* **What is needed**
Copy out every line from the records that includes "Output".

* **Data for the task**

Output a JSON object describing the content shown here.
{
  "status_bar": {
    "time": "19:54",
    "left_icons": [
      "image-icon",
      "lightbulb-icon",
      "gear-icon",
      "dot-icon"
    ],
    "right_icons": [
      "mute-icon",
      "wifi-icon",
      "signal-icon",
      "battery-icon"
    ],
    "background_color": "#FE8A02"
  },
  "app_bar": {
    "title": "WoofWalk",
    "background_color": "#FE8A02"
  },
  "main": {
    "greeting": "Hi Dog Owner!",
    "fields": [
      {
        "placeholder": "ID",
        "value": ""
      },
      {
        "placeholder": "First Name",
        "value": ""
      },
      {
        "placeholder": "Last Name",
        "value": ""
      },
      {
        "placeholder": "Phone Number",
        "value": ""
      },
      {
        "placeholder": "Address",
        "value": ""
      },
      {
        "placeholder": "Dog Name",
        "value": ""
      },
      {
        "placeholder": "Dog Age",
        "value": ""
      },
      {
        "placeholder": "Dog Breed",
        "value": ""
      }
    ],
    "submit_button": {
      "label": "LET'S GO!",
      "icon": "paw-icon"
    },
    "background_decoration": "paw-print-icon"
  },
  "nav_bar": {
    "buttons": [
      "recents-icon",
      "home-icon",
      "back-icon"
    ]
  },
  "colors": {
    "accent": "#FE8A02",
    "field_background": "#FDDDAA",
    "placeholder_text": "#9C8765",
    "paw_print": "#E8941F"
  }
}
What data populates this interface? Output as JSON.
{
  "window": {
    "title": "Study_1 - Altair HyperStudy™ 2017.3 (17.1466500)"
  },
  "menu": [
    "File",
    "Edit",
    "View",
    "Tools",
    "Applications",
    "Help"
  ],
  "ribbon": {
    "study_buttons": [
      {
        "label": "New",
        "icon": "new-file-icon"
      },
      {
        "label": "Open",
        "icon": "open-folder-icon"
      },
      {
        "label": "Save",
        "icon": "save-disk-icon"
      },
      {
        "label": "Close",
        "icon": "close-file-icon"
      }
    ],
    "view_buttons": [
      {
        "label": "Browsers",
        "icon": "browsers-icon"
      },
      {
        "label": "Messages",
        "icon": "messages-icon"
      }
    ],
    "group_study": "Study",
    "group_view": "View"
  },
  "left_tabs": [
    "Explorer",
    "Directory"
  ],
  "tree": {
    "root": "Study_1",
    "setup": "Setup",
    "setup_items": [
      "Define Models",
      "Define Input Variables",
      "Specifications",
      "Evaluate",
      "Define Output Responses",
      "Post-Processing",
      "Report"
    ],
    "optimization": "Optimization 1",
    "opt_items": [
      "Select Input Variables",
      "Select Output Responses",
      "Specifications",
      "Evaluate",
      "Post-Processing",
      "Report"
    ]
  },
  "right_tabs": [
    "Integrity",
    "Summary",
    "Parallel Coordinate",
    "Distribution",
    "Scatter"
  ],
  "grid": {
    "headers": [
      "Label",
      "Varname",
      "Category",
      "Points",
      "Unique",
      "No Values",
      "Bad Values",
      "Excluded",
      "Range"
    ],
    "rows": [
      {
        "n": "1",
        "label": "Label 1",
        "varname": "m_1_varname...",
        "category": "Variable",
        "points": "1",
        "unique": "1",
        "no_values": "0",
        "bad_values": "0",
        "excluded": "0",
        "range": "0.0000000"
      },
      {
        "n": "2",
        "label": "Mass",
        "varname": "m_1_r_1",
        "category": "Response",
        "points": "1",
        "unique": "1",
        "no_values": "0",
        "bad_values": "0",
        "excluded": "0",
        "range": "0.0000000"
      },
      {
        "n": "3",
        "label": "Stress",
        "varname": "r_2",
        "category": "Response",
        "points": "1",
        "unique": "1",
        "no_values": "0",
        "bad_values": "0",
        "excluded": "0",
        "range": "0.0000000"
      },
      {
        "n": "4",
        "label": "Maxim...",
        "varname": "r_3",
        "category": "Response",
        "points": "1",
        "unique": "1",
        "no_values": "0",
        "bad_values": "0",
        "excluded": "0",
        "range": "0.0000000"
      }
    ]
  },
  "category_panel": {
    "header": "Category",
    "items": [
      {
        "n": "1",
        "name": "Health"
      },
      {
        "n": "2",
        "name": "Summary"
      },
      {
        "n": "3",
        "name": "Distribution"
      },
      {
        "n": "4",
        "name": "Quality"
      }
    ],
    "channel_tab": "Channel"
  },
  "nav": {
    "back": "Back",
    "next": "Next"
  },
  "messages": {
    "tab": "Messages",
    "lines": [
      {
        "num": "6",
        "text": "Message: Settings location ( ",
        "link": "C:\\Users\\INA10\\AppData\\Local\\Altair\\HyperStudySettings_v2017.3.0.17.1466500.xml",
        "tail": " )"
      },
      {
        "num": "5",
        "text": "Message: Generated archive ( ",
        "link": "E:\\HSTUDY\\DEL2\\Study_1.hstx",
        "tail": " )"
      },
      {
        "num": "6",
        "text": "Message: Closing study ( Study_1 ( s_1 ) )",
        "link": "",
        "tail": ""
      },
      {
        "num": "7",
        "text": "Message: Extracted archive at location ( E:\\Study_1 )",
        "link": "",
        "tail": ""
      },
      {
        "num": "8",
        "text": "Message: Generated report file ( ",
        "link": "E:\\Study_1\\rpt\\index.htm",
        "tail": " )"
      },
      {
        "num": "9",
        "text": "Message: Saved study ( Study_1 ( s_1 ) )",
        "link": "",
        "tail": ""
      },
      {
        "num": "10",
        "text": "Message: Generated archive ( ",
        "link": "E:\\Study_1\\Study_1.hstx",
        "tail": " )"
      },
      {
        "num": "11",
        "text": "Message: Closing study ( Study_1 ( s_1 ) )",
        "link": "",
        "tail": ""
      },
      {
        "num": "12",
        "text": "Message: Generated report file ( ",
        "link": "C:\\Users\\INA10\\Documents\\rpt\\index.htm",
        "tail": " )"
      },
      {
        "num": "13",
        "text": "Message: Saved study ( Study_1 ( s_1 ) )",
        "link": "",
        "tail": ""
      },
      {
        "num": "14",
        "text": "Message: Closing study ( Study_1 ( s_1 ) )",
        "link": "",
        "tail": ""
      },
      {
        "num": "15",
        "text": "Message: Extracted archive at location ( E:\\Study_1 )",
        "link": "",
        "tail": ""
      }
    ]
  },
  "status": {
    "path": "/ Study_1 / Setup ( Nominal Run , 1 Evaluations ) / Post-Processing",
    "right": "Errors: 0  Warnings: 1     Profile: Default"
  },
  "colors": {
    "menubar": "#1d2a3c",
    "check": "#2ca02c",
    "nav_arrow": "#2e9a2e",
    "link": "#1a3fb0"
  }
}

* **Answer space**
Output a JSON object describing the content shown here.
What data populates this interface? Output as JSON.
      "Define Output Responses",
      "Select Output Responses",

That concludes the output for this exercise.